◆ **Task data**
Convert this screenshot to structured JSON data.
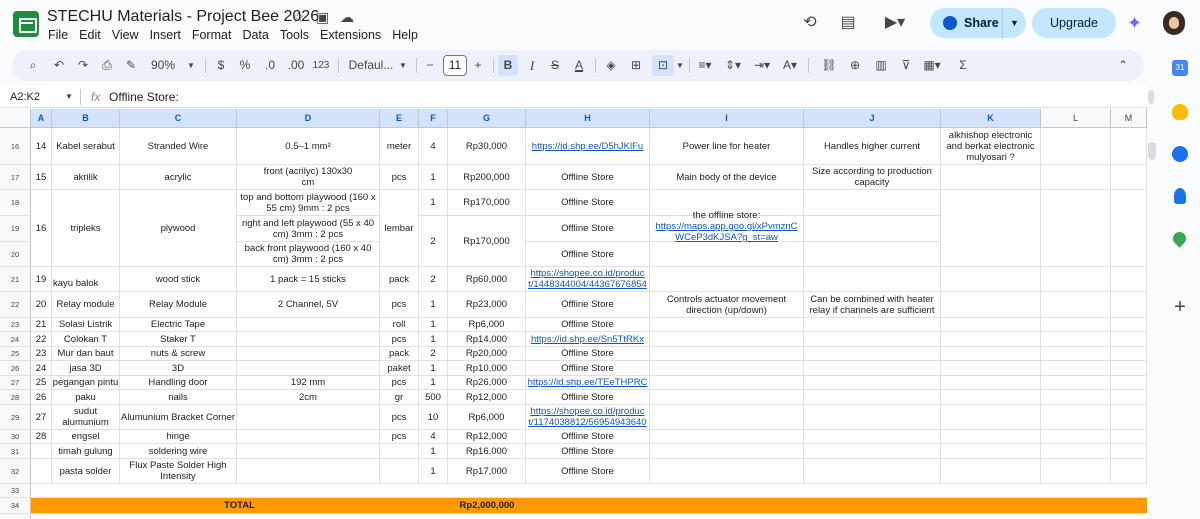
{
  "doc": {
    "title": "STECHU Materials - Project Bee 2026",
    "menu": [
      "File",
      "Edit",
      "View",
      "Insert",
      "Format",
      "Data",
      "Tools",
      "Extensions",
      "Help"
    ],
    "share_label": "Share",
    "upgrade_label": "Upgrade"
  },
  "toolbar": {
    "zoom": "90%",
    "currency": "$",
    "percent": "%",
    "dec_decrease": ".0",
    "dec_increase": ".00",
    "number_format": "123",
    "font": "Defaul...",
    "font_size": "11",
    "minus": "−",
    "plus": "+",
    "bold": "B",
    "italic": "I",
    "strike": "S",
    "sigma": "Σ"
  },
  "formula": {
    "name_box": "A2:K2",
    "fx": "fx",
    "value": "Offline Store:"
  },
  "columns": [
    "A",
    "B",
    "C",
    "D",
    "E",
    "F",
    "G",
    "H",
    "I",
    "J",
    "K",
    "L",
    "M"
  ],
  "rows": {
    "r16": {
      "num": "16",
      "a": "14",
      "b": "Kabel serabut",
      "c": "Stranded Wire",
      "d": "0.5–1 mm²",
      "e": "meter",
      "f": "4",
      "g": "Rp30,000",
      "h": "https://id.shp.ee/D5hJKlFu",
      "i": "Power line for heater",
      "j": "Handles higher current",
      "k": "alkhishop electronic and berkat electronic mulyosari ?"
    },
    "r17": {
      "num": "17",
      "a": "15",
      "b": "akrilik",
      "c": "acrylic",
      "d": "front  (acrilyc) 130x30 cm",
      "e": "pcs",
      "f": "1",
      "g": "Rp200,000",
      "h": "Offline Store",
      "i": "Main body of the device",
      "j": "Size according to production capacity"
    },
    "r18": {
      "num": "18",
      "d": "top and bottom playwood (160 x 55 cm) 9mm : 2 pcs",
      "f": "1",
      "g": "Rp170,000",
      "h": "Offline Store"
    },
    "r19": {
      "num": "19",
      "a": "16",
      "b": "tripleks",
      "c": "plywood",
      "d": "right and left playwood (55 x 40 cm) 3mm : 2 pcs",
      "e": "lembar",
      "h": "Offline Store",
      "i": "the offline store: https://maps.app.goo.gl/xPvmznCWCeP3dKJSA?g_st=aw"
    },
    "r20": {
      "num": "20",
      "d": "back front playwood (160 x 40 cm) 3mm : 2 pcs",
      "f": "2",
      "g": "Rp170,000",
      "h": "Offline Store"
    },
    "r21": {
      "num": "21",
      "a": "19",
      "b": "kayu balok",
      "c": "wood stick",
      "d": "1 pack = 15 sticks",
      "e": "pack",
      "f": "2",
      "g": "Rp60,000",
      "h": "https://shopee.co.id/product/1448344004/44367676854"
    },
    "r22": {
      "num": "22",
      "a": "20",
      "b": "Relay module",
      "c": "Relay Module",
      "d": "2 Channel, 5V",
      "e": "pcs",
      "f": "1",
      "g": "Rp23,000",
      "h": "Offline Store",
      "i": "Controls actuator movement direction (up/down)",
      "j": "Can be combined with heater relay if channels are sufficient"
    },
    "r23": {
      "num": "23",
      "a": "21",
      "b": "Solasi Listrik",
      "c": "Electric Tape",
      "e": "roll",
      "f": "1",
      "g": "Rp6,000",
      "h": "Offline Store"
    },
    "r24": {
      "num": "24",
      "a": "22",
      "b": "Colokan T",
      "c": "Staker T",
      "e": "pcs",
      "f": "1",
      "g": "Rp14,000",
      "h": "https://id.shp.ee/Sn5TtRKx"
    },
    "r25": {
      "num": "25",
      "a": "23",
      "b": "Mur dan baut",
      "c": "nuts & screw",
      "e": "pack",
      "f": "2",
      "g": "Rp20,000",
      "h": "Offline Store"
    },
    "r26": {
      "num": "26",
      "a": "24",
      "b": "jasa 3D",
      "c": "3D",
      "e": "paket",
      "f": "1",
      "g": "Rp10,000",
      "h": "Offline Store"
    },
    "r27": {
      "num": "27",
      "a": "25",
      "b": "pegangan pintu",
      "c": "Handling door",
      "d": "192 mm",
      "e": "pcs",
      "f": "1",
      "g": "Rp26,000",
      "h": "https://id.shp.ee/TEeTHPRC"
    },
    "r28": {
      "num": "28",
      "a": "26",
      "b": "paku",
      "c": "nails",
      "d": "2cm",
      "e": "gr",
      "f": "500",
      "g": "Rp12,000",
      "h": "Offline Store"
    },
    "r29": {
      "num": "29",
      "a": "27",
      "b": "sudut alumunium",
      "c": "Alumunium Bracket Corner",
      "e": "pcs",
      "f": "10",
      "g": "Rp6,000",
      "h": "https://shopee.co.id/product/1174038812/56954943640"
    },
    "r30": {
      "num": "30",
      "a": "28",
      "b": "engsel",
      "c": "hinge",
      "e": "pcs",
      "f": "4",
      "g": "Rp12,000",
      "h": "Offline Store"
    },
    "r31": {
      "num": "31",
      "b": "timah gulung",
      "c": "soldering wire",
      "f": "1",
      "g": "Rp16,000",
      "h": "Offline Store"
    },
    "r32": {
      "num": "32",
      "b": "pasta solder",
      "c": "Flux Paste Solder High Intensity",
      "f": "1",
      "g": "Rp17,000",
      "h": "Offline Store"
    },
    "r33": {
      "num": "33"
    },
    "r34": {
      "num": "34",
      "total_label": "TOTAL",
      "total_value": "Rp2,000,000"
    }
  },
  "colors": {
    "accent": "#0b57d0",
    "total_fill": "#ff9900",
    "link": "#1155cc",
    "logo": "#1e8e3e"
  }
}
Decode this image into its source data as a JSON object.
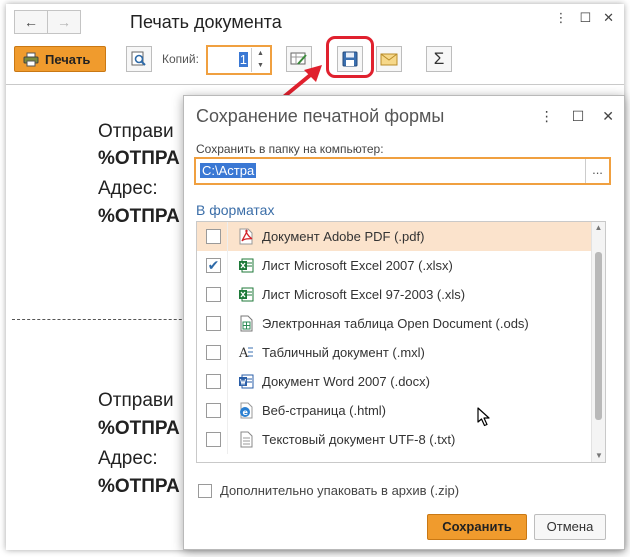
{
  "window": {
    "title": "Печать документа",
    "back_label": "←",
    "forward_label": "→",
    "more_label": "⋮",
    "maximize_label": "☐",
    "close_label": "✕"
  },
  "toolbar": {
    "print_label": "Печать",
    "copies_label": "Копий:",
    "copies_value": "1",
    "spin_up": "▲",
    "spin_down": "▼",
    "sum_label": "Σ"
  },
  "document": {
    "block1_line1": "Отправи",
    "block1_line2": "%ОТПРА",
    "block1_line3": "Адрес:",
    "block1_line4": "%ОТПРА",
    "block2_line1": "Отправи",
    "block2_line2": "%ОТПРА",
    "block2_line3": "Адрес:",
    "block2_line4": "%ОТПРА"
  },
  "dialog": {
    "title": "Сохранение печатной формы",
    "more_label": "⋮",
    "maximize_label": "☐",
    "close_label": "✕",
    "folder_label": "Сохранить в папку на компьютер:",
    "folder_value": "C:\\Астра",
    "browse_label": "...",
    "formats_title": "В форматах",
    "formats": [
      {
        "label": "Документ Adobe PDF (.pdf)",
        "icon": "pdf-icon",
        "checked": false,
        "check": ""
      },
      {
        "label": "Лист Microsoft Excel 2007 (.xlsx)",
        "icon": "excel-icon",
        "checked": true,
        "check": "✔"
      },
      {
        "label": "Лист Microsoft Excel 97-2003 (.xls)",
        "icon": "excel-icon",
        "checked": false,
        "check": ""
      },
      {
        "label": "Электронная таблица Open Document (.ods)",
        "icon": "ods-icon",
        "checked": false,
        "check": ""
      },
      {
        "label": "Табличный документ (.mxl)",
        "icon": "mxl-icon",
        "checked": false,
        "check": ""
      },
      {
        "label": "Документ Word 2007 (.docx)",
        "icon": "word-icon",
        "checked": false,
        "check": ""
      },
      {
        "label": "Веб-страница (.html)",
        "icon": "html-icon",
        "checked": false,
        "check": ""
      },
      {
        "label": "Текстовый документ UTF-8 (.txt)",
        "icon": "txt-icon",
        "checked": false,
        "check": ""
      }
    ],
    "scroll_up": "▲",
    "scroll_down": "▼",
    "zip_label": "Дополнительно упаковать в архив (.zip)",
    "save_label": "Сохранить",
    "cancel_label": "Отмена"
  },
  "colors": {
    "accent": "#f09b2d",
    "focus": "#f0a040",
    "highlight": "#e0212e",
    "link": "#3b6ea8"
  }
}
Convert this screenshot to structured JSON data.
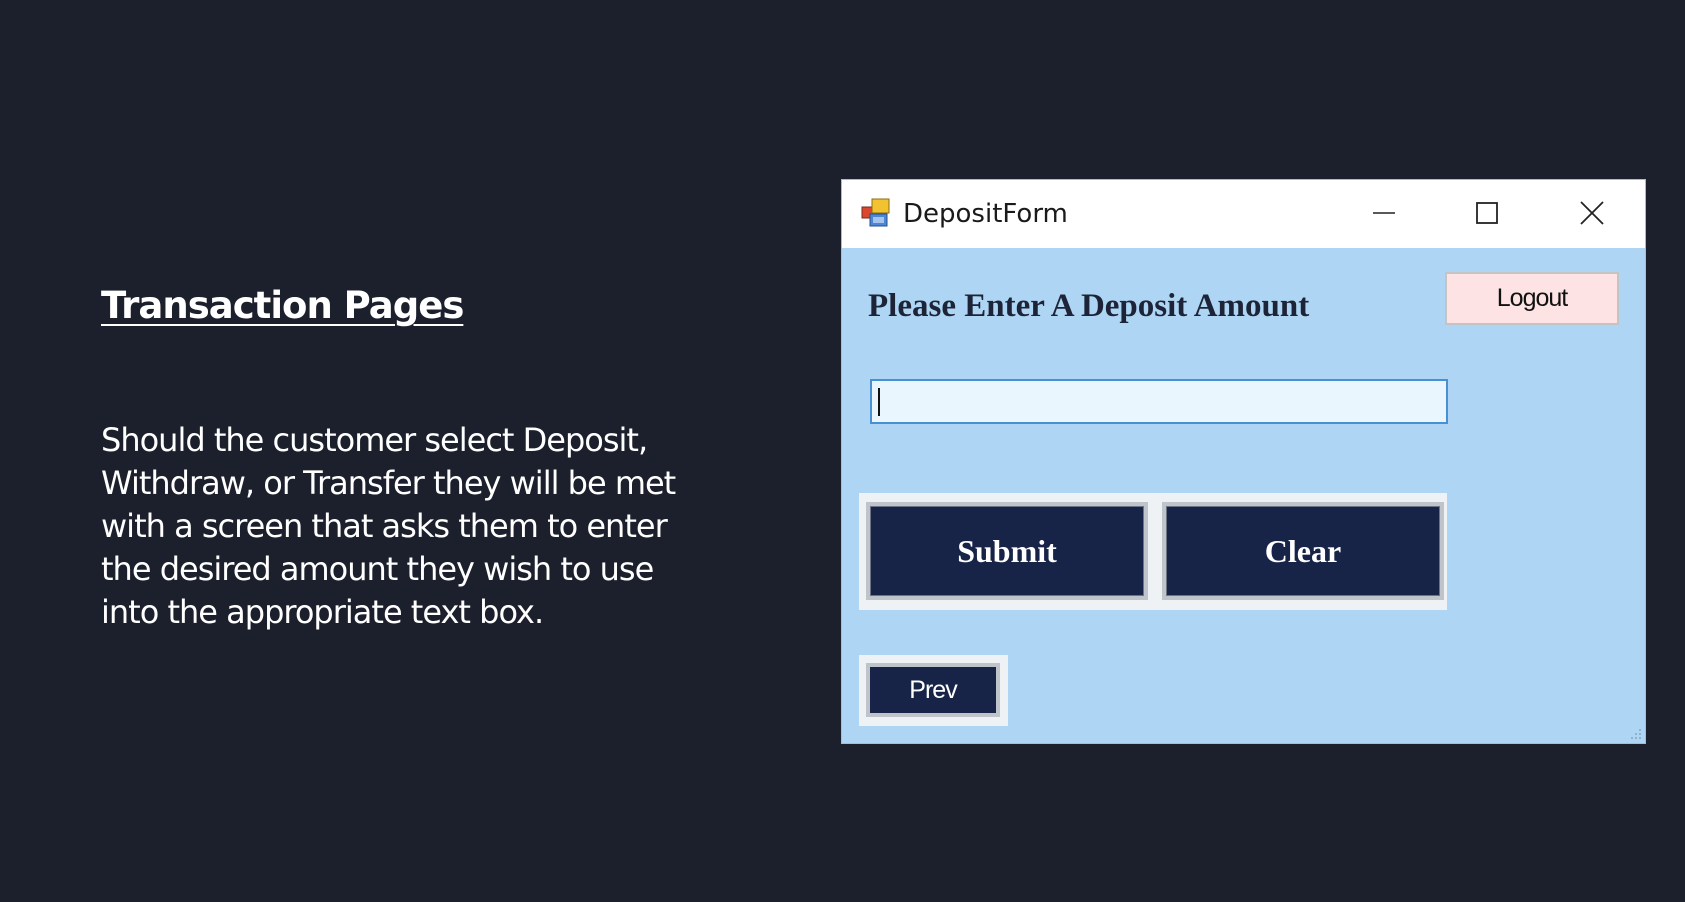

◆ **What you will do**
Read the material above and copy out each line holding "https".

◆ **Response to the task**
      "h": "https://id.shp.ee/D5hJKlFu",
      "i": "the offline store: https://maps.app.goo.gl/xPvmznCWCeP3dKJSA?g_st=aw"
      "h": "https://shopee.co.id/product/1448344004/44367676854"
      "h": "https://id.shp.ee/Sn5TtRKx"
      "h": "https://id.shp.ee/TEeTHPRC"
      "h": "https://shopee.co.id/product/1174038812/56954943640"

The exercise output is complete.